Electronics Today (Jul, 1958)
The “watchspring” above is actually a torsional delay line, a device used in such applications as computer work, trigger-delay circuits and radar range measurement. Developed at Bell Telephone Labs, it is made of Vibralloy, a ferromagnetic alloy. The spiral permits clear resolution of 10-microsecond pulses spaced 20 microseconds apart.
Strange-looking plastic ball (upper left) contains series of solar cells which are used to power a large clock (above). Built in Caracas, Venezuela, the system can store enough solar energy to run the clock mechanism for 100 days. Actually, the clock is driven by a 52-pound balance weight which is hoisted into position by an electric motor powered by the eight silicon cells in the plastic ball. The bells of the clock are powered by another balance weighing 10 pounds. The clock’s inventor, Curt Kickbusch, expects to build only a half dozen more in his lifetime. This one is located at University City in Caracas. He plans to build an extra-large one at a cost of about $100,000 for the center arch of a bridge spanning Lake Maracaibo.
A camera writes Its own captions! The illustration above shows how position, altitude and other pertinent data necessary to Air Force reconnaissance can be recorded automatically on photos. Developed by Federal Telecommunication Labs, the Digital Data Recording Device records all data in coded dot form (lower right on photo). During development, a ground-based reader decodes and prints data under picture.
Tiny silicon carbide rectifier being heated red-hot by a torch (above) continues to change alternating to direct current in spite of the heat, as shown by oscilloscope trace in background. Developed by Westinghouse, the rectifier is the result of a new method of preparing ultra-pure silicon carbide. It will be used in rockets and missiles.

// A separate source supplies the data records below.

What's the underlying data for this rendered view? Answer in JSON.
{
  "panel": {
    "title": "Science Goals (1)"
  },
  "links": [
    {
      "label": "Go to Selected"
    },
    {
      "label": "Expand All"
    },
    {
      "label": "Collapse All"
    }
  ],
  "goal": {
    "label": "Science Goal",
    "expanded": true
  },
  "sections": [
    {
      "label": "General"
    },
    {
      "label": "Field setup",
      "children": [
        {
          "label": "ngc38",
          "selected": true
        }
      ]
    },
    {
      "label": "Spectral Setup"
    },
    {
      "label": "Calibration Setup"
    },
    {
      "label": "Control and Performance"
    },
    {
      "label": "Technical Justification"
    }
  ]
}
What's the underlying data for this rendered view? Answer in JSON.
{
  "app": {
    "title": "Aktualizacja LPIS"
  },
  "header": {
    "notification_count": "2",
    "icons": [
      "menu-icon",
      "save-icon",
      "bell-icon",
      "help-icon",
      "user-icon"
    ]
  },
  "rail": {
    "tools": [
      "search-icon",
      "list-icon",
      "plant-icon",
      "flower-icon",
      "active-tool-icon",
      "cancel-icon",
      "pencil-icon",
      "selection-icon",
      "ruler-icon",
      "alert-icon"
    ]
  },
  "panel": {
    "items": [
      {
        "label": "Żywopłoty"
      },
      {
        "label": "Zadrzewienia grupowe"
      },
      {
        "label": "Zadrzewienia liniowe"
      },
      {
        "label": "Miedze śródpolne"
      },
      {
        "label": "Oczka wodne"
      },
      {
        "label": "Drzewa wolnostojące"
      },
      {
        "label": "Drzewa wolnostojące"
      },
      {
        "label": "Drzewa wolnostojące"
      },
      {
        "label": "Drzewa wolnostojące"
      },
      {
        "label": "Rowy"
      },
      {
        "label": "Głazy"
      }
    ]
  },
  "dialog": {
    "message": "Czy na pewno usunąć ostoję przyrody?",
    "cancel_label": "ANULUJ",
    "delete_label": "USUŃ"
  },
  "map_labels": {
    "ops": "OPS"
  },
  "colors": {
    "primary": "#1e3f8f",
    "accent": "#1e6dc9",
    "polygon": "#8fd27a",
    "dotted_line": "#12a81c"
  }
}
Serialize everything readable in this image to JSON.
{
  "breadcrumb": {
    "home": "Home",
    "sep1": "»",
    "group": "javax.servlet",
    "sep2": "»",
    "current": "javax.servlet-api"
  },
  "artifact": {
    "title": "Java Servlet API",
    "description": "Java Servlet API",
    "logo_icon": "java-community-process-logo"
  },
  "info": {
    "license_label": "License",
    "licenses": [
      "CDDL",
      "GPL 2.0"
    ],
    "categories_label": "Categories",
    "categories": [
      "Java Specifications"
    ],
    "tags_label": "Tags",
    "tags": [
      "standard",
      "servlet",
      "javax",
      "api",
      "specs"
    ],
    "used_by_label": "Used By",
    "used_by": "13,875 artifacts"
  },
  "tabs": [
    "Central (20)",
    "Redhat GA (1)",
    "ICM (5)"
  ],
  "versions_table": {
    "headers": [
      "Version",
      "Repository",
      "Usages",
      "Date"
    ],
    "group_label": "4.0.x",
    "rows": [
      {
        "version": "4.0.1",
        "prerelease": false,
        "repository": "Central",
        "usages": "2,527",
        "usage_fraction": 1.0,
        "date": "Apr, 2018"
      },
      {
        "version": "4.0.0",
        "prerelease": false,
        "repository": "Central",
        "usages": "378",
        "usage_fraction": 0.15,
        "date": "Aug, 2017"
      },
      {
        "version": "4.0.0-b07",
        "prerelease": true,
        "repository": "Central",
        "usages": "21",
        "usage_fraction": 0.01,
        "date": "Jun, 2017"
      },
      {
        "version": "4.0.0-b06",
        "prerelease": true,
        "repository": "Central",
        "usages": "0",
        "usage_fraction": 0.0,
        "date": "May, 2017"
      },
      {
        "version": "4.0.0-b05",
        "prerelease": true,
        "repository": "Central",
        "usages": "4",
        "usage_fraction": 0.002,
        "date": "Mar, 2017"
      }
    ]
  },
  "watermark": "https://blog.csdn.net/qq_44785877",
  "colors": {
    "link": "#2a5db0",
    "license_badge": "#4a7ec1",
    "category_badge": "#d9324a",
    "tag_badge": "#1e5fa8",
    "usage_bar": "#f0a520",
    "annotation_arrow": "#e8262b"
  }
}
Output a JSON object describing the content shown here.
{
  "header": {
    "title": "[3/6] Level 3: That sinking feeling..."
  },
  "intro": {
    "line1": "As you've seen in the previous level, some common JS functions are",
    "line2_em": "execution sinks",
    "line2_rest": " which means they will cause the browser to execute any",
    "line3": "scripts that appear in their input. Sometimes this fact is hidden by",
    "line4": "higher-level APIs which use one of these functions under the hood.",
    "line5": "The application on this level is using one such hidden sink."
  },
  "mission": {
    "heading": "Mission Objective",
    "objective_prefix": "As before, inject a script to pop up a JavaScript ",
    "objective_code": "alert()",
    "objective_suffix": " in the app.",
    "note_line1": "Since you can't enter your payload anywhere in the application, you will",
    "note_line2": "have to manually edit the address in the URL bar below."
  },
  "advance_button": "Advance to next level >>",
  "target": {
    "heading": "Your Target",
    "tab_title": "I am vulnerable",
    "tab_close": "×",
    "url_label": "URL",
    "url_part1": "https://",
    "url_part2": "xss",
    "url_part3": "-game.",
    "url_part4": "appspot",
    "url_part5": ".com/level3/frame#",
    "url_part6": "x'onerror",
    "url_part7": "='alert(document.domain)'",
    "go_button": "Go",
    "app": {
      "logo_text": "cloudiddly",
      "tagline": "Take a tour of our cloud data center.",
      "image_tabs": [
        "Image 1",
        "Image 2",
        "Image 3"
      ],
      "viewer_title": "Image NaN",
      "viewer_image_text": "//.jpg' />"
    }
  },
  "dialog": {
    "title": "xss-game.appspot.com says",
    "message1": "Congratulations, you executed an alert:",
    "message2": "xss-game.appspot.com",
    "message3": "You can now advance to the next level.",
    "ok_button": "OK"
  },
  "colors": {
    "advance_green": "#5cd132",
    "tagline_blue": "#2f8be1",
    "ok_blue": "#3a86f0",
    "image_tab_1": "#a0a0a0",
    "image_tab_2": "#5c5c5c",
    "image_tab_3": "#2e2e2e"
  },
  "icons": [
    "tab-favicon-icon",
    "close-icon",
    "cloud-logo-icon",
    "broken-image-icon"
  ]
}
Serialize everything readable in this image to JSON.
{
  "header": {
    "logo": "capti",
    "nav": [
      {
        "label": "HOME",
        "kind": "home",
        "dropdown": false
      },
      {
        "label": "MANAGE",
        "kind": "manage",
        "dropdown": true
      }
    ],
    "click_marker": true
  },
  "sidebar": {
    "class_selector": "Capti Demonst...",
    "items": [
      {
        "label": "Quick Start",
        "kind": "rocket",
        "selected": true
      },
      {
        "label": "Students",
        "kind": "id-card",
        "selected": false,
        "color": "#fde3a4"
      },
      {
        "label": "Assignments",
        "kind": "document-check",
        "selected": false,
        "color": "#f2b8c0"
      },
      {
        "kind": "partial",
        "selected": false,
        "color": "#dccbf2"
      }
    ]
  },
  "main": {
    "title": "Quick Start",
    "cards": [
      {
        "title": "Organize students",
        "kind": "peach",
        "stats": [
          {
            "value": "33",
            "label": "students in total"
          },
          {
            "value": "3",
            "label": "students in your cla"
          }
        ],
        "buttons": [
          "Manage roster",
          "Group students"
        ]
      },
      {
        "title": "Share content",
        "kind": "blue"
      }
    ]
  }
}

The Tennessee Highway Patrol and Civil Defense bus below is ready for any emergency. Stock towers made by Tele-Vue lie flat across the top of the bus until needed, then swiftly crank up to their maximum vertical position of 45 feet. In addition, the bus carries six transmitters and receivers which can be operated simultaneously, and a generator which can be rigged to supply a hospital or other such center with emergency power. The bus, built at a cost of about $14,000, will be used in such disasters as flood, tornado or forest fire by the patrol.